  • Last of His Kind: In Wild World, Rocco is the only hippo villager in the entire game (even the Octopus has more villagers). It's especially noticeable since in the original, hippos weren't exactly a rare species. Averted since City Folk as more hippos from the original games did come back.
  • Message in a Bottle: An item the player can receive in Wild World. The player can write a letter inside it and throw it out into the ocean, and may occasionally find one themselves. It could either be a randomly generated message, or another player's via Tag Mode.
  • Misplaced Wildlife: Lampshaded when you catch a piranha— your character asks "What river is this, anyway?"
  • Random Number God: When you buy a painting from Crazy Redd, there's always a 50/50 chance that it will either be authentic or a forgery because there's no way of discerning its true quality before purchase.
  • Renovating the Player Headquarters: Much like the previous game, the player is provided a small 4x4 house that can be expanded up to 6x6, then 8x8 after paying Tom Nook a few thousand bells. Though it also has a second floor extension and an attic that serves as the Save room, the basement is removed in favor of three extra rooms for the west, east, and back.
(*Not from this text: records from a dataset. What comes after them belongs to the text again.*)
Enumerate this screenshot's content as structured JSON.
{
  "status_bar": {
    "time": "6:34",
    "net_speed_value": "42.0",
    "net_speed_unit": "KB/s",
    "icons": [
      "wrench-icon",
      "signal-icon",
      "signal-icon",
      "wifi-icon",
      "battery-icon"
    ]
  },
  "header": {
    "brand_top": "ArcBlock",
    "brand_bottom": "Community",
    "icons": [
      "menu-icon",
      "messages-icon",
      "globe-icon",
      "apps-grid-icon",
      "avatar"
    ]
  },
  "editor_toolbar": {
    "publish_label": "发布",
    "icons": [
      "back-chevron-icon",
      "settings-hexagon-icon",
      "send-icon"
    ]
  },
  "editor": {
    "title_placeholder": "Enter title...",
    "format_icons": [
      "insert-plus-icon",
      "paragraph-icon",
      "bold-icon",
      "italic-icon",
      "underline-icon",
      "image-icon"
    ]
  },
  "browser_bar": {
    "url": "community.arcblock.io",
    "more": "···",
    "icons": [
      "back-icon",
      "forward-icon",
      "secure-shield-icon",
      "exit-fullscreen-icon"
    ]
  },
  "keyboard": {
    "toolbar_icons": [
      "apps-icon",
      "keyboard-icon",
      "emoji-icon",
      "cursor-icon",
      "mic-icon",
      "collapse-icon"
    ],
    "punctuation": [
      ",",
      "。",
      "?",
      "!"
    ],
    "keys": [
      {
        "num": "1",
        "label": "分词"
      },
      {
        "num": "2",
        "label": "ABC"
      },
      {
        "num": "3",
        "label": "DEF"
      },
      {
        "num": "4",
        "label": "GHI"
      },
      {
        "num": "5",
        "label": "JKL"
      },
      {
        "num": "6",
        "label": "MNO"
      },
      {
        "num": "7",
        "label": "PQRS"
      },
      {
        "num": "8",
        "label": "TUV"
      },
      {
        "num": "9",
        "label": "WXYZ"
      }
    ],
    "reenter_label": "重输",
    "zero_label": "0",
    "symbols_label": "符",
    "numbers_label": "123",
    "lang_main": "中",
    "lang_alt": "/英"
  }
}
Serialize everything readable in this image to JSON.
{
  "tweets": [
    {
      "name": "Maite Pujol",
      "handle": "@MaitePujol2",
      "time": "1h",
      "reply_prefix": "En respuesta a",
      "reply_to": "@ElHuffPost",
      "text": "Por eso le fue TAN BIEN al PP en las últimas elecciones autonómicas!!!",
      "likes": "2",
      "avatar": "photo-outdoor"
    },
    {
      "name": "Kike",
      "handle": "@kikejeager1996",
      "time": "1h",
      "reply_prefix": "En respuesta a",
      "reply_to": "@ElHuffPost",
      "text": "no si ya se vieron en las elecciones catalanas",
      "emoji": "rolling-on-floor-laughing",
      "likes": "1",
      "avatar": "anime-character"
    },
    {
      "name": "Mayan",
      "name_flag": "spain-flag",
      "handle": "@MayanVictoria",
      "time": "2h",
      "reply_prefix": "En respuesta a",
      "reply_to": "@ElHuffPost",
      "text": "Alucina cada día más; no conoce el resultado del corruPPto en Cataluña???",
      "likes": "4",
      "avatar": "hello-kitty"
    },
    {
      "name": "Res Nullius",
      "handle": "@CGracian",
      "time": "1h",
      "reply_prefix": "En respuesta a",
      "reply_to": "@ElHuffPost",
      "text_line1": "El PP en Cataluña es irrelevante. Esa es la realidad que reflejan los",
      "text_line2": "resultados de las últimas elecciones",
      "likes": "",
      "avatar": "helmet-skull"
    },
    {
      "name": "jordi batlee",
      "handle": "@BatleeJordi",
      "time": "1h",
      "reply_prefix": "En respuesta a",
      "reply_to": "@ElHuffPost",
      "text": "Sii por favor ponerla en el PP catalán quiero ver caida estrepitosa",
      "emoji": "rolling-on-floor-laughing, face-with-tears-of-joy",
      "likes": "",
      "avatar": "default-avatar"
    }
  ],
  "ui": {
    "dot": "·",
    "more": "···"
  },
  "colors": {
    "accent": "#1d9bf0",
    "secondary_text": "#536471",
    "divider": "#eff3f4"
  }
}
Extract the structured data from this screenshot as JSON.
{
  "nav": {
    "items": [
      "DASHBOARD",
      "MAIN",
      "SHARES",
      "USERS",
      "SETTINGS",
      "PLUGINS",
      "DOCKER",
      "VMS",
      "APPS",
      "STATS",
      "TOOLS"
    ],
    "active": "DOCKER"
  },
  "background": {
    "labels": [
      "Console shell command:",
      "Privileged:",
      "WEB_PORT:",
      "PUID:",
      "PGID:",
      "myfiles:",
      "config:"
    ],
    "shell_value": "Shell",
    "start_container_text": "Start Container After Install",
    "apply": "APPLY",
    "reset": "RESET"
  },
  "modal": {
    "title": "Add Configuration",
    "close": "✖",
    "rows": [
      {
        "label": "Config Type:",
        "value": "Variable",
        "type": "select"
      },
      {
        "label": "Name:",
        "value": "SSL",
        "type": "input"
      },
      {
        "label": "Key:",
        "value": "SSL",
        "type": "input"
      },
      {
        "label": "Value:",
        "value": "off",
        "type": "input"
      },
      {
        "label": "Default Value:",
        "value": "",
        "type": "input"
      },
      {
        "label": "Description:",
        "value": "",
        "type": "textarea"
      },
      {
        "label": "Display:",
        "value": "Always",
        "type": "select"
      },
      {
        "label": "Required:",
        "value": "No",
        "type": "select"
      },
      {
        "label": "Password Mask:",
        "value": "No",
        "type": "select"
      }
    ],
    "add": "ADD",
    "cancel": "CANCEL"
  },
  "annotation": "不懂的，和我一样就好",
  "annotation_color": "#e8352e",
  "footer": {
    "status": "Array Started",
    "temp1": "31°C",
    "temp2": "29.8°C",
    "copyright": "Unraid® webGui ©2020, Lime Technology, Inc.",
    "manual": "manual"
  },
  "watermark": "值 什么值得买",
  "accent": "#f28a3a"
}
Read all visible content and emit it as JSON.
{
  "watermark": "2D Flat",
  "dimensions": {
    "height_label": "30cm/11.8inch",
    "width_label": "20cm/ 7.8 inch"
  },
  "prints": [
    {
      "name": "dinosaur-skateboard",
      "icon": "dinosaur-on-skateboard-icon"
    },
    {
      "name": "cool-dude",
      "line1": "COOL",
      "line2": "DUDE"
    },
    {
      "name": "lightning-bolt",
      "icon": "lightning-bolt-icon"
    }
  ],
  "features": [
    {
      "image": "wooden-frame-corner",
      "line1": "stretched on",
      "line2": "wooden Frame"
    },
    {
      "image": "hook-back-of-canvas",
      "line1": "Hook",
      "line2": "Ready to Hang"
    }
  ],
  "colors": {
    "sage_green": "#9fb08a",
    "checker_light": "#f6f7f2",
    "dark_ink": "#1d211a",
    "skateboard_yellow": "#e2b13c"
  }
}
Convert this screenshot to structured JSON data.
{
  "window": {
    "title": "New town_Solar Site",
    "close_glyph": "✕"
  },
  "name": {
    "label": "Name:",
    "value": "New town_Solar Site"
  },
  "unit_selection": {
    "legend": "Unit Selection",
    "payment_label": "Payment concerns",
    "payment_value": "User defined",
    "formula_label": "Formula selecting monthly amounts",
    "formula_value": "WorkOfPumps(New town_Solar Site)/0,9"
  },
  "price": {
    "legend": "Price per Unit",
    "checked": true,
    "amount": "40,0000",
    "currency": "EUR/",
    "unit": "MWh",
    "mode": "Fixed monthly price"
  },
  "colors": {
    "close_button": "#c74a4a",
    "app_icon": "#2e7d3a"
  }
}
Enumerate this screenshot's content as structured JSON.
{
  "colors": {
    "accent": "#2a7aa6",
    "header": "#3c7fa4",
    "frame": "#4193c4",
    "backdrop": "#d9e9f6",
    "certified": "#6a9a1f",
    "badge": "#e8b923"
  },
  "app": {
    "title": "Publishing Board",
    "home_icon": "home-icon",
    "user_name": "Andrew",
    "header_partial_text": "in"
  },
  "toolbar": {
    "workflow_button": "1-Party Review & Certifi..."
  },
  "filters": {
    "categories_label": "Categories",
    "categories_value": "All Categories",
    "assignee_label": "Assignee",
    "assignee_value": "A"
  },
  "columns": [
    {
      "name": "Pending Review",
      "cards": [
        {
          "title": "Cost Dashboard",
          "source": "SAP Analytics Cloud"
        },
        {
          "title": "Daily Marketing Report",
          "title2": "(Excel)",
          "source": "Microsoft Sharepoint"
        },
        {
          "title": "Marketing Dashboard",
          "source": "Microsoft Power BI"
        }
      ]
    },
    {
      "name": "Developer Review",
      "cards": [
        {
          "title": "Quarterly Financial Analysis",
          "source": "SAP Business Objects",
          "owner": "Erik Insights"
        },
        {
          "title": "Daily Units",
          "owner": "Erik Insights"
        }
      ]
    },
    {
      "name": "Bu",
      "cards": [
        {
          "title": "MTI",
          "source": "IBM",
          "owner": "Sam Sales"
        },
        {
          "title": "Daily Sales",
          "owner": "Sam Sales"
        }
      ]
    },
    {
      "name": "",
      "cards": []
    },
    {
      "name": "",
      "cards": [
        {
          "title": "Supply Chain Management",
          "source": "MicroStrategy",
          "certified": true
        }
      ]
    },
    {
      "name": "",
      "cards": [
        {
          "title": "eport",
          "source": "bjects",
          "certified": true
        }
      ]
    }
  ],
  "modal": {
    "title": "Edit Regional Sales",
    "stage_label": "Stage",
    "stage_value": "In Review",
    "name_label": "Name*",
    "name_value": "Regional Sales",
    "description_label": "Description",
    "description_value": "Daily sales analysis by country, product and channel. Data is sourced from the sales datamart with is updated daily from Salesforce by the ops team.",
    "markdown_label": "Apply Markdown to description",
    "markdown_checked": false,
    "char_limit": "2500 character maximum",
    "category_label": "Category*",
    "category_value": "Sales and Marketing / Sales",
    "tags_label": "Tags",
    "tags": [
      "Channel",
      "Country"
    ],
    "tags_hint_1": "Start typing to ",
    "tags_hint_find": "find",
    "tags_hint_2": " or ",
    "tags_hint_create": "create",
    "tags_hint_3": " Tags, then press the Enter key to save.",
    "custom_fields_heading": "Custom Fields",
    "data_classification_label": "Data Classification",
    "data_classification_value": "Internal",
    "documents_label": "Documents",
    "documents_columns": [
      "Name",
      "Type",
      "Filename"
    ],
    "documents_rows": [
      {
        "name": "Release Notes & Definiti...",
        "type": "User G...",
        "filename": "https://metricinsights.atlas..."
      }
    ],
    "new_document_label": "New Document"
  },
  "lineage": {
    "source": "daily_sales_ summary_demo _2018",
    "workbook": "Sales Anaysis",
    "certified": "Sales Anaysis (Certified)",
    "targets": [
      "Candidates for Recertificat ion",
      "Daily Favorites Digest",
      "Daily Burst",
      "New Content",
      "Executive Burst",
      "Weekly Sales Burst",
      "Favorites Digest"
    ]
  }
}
  • Speaking Simlish: In Wild World and Wild World only, Animalese appears to sound like generic gibberish; it is unknown if the game is reading out the text with a text-to-speech program like in other games or if it genuinely uses gibberish. Additionally, Animalese is changed in all regions to sound closer to the higher-pitched text-to-speech voice used for Animalese in the Japanese versions of the original Animal Crossing, a standard that all following games would adhere to.